Our day started early when we met Jan to go to the produce market. As we walked to the CLTC gate we passed the lady with the bananas on her head and knowing her Jan asked her if we could take a picture of her and she agreed.
Just outside was the market place. Women were lined up on the ground with their produce that was for sale spread out before them on paper, blankets or cloth of some sort. I bought some tomatoes, a pineapple, onions, peanuts and some kaukau (sweet potato.) In fact we may eat sweet potatoes for a while! Quite an experience and Jan said this was nothing compared to the one we will go to next w/e in Mt Hagen.
Patrick had arranged to use one of the college vans and go to a nearby village which is home to one of the students, Mark and his wife, Margaret, who rode with us. His family did not know we were coming. We have a lot of pictures but unfortunately we cannot send them all. In the picture above I was giving Mark's mother a hug. She sat down on the ground and kept holding her hands up to shake our hands. She was severely crippled and very bent over but oh so sweet! I will let you read Duff's description of our trip into this village:

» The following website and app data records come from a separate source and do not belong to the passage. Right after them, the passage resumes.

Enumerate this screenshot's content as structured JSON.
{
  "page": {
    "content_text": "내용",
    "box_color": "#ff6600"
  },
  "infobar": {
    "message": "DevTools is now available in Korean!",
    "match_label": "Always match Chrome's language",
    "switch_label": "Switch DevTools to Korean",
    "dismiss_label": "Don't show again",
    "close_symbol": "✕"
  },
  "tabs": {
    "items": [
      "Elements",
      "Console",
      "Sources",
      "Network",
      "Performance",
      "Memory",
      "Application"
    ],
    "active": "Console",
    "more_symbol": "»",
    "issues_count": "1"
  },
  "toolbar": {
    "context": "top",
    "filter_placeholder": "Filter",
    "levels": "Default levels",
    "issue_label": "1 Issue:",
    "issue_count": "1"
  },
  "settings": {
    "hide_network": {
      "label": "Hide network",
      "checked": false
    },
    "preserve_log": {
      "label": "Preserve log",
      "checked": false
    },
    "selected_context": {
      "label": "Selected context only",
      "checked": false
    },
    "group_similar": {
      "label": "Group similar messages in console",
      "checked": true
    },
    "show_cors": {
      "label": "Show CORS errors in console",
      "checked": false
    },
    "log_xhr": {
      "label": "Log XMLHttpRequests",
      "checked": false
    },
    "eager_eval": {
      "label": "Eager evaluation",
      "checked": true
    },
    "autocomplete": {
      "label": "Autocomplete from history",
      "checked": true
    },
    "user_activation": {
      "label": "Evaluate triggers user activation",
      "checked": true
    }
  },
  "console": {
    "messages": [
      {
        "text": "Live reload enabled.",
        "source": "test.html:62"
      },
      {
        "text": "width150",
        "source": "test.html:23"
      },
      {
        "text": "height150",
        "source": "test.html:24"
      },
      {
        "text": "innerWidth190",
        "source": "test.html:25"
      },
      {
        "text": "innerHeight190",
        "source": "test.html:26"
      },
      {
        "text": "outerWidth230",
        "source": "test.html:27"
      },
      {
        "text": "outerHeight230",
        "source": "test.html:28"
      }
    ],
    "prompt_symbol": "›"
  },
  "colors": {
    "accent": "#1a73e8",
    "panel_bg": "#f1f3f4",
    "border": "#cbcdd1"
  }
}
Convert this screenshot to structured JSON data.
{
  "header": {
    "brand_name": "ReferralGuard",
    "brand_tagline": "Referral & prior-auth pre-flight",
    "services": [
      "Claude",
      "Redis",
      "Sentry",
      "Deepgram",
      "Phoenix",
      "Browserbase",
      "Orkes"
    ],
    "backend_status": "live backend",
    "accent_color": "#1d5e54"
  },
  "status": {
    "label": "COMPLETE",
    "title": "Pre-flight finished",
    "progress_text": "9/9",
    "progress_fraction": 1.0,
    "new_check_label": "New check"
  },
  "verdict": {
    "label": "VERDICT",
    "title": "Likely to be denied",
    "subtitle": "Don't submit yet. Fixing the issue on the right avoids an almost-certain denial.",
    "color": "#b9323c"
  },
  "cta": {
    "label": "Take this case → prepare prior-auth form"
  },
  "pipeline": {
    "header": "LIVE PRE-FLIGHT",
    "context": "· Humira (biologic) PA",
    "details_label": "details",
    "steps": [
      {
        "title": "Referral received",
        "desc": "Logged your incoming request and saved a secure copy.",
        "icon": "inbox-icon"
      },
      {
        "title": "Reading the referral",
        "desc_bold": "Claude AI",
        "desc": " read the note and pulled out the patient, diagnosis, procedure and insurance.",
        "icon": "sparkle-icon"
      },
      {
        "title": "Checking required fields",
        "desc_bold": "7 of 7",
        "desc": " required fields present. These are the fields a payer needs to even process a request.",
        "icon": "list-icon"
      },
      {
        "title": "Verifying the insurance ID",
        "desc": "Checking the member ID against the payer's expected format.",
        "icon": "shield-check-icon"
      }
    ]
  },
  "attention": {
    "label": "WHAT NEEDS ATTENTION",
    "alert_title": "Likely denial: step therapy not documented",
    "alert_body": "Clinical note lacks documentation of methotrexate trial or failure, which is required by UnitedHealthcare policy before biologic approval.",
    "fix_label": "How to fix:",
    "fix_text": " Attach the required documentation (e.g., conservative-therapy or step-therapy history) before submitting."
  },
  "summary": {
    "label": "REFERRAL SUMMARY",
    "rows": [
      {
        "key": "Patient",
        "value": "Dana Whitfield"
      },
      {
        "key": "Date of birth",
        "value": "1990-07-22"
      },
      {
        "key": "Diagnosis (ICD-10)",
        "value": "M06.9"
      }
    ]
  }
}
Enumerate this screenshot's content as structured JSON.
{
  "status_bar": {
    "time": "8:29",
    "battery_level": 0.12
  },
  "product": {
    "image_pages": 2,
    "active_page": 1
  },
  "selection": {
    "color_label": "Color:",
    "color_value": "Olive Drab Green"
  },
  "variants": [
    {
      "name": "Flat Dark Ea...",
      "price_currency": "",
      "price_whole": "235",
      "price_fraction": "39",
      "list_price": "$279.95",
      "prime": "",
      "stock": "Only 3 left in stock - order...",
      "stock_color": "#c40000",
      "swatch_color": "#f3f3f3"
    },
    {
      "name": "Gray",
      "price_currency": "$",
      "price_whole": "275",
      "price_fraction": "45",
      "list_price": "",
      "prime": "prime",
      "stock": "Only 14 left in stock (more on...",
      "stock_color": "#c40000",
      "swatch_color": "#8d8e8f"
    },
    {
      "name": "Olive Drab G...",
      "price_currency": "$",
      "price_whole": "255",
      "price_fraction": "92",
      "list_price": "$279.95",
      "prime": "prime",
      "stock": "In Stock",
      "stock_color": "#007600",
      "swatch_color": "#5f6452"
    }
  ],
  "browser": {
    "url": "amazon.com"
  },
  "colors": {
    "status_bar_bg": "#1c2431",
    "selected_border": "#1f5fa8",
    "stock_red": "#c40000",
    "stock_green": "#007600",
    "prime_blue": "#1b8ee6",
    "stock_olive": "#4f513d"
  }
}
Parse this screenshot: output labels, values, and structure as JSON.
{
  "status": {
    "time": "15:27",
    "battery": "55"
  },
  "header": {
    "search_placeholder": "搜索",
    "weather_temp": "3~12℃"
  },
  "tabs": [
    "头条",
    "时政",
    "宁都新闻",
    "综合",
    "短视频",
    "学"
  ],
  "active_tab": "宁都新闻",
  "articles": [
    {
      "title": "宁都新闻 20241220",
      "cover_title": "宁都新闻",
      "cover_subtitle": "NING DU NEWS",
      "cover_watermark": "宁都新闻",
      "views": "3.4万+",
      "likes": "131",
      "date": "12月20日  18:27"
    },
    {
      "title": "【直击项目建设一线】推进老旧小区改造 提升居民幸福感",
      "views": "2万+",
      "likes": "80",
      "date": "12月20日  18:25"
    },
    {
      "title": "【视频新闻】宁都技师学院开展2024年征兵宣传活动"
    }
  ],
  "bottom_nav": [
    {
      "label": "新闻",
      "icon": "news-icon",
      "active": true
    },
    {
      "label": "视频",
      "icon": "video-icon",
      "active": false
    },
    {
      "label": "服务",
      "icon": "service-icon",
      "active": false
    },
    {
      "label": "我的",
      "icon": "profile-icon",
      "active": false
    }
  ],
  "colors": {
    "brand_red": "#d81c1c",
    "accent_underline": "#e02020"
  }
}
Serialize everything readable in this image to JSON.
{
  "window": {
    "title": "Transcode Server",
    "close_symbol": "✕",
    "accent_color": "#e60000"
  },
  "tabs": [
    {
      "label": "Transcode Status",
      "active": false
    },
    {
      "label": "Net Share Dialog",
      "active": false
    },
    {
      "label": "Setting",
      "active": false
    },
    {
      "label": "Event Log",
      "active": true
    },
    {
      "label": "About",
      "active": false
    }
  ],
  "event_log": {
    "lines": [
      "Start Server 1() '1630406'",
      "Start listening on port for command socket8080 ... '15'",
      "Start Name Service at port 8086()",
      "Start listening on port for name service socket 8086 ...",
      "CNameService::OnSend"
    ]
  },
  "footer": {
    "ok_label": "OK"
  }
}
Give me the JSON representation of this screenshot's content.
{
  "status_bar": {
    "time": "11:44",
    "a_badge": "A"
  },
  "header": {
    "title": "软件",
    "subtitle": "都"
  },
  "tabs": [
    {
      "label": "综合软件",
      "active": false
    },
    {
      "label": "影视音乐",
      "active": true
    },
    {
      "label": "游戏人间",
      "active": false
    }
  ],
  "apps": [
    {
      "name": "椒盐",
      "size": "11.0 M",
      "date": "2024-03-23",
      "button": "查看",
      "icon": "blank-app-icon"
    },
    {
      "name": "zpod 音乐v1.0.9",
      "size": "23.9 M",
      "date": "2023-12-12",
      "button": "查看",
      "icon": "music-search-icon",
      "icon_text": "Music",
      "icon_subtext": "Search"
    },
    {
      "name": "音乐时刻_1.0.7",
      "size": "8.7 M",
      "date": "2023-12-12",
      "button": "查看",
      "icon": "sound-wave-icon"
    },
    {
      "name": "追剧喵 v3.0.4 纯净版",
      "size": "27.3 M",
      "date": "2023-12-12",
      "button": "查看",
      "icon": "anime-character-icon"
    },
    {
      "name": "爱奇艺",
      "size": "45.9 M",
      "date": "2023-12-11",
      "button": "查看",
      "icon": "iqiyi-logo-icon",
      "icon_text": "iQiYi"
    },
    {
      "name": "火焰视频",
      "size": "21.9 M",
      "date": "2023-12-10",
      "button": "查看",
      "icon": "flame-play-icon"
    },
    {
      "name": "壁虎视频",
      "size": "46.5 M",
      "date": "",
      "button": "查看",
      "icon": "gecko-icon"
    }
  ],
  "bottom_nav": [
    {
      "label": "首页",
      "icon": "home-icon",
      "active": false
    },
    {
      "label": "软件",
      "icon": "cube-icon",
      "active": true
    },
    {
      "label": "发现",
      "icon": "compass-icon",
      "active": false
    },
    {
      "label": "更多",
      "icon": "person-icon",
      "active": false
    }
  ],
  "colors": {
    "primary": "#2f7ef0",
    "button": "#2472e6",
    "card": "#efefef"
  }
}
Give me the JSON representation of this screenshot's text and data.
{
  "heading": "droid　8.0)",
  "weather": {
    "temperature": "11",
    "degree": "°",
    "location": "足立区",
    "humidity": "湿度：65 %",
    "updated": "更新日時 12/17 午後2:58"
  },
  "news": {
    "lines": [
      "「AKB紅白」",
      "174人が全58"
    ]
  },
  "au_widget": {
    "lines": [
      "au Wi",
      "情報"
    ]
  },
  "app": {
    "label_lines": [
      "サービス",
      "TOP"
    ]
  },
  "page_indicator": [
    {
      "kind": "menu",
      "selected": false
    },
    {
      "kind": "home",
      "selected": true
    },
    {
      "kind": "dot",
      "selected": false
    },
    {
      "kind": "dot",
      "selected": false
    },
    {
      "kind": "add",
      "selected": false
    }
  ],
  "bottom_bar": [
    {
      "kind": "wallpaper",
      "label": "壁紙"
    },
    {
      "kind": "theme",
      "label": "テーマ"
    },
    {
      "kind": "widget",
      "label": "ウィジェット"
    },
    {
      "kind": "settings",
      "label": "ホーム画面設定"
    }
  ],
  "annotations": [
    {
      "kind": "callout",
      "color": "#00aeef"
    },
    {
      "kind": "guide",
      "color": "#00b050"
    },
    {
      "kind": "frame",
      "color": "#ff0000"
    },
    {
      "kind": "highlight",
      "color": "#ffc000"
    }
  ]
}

We left the CLTC compound by van and traveled about 7 or 8 miles by a road being prepared for paving, averaging about 15 miles per hour. We passed through tea and coffee plantations, and a village marketplace. We turned off the main(?) road to go to Mark's village on a narrow, very rutted trail, crossing a bridge/grate (prayerfully!!) on the way. When we arrived in the village, several children and adults greeted us heartily. They were in various states of dress or none at all, and several of the children had very runny noses! As we left the van, Mark's mother gave us a hug around our legs, and the adults gave us all a handshake, so most of the older children followed suit. We were then given a tour of the village, including their church, and were allowed into one of the homes to take pictures. The housing was mostly hut-like, one room, made of woven sides and thatched roofs. Inside the house, one corner was the kitchen area with fire in an open pit, one corner to eat, and the other two corners were sleeping areas.
The area was neatly landscaped, with flowers and gardens all around. They actually had two community outlets of running water that was piped in from a stream in a nearby mountain. We met one of Mark's relatives who had served in the Papua New Guinea legislature, and another older man who was the local magistrate. Some of the male adults were working on a foundation to build a new, larger church building. The children had marked off an area for a hop-scotch like game, upon which I showed a little of my youthful prowess! They laughed!
The village is located several hundred feet higher than CLTC and has a wonderful vista over the valley, and the surrounding mountains are a contrasting relief. Mother nature is a good handy woman.
As we left on our return journey, they waved good-by, and we were thankful for what we have, but at the same time somewhat envious of the simple, low-key environment we briefly entered. Sweet, family oriented, caring!
Mary's day has been busy......3 loads of clothes....takes me back a few years hanging them out to dry. But we got them all in before the afternoon thunderstorm which cut our walking tour of the campus short. I also baked 2 banana breads, and have a loaf of bread ready to go into the oven. Dinner today was leftovers, but a tasty concoction! :):) I have sorted, reboxed and labeled medical supplies and we will deliver 9 boxes to the hospital tomorrow when we go for a pot luck lunch there with Patrick and Jan's friends at Kudjip. The rest will be taken when we can get more boxes.
Check previous blogs for pictures which have been added...... and we will add more as we can.
Our Best to All.........
Mary and Jim
I managed to wash 3 loads of clothes today hang them out and get them in before the rain came!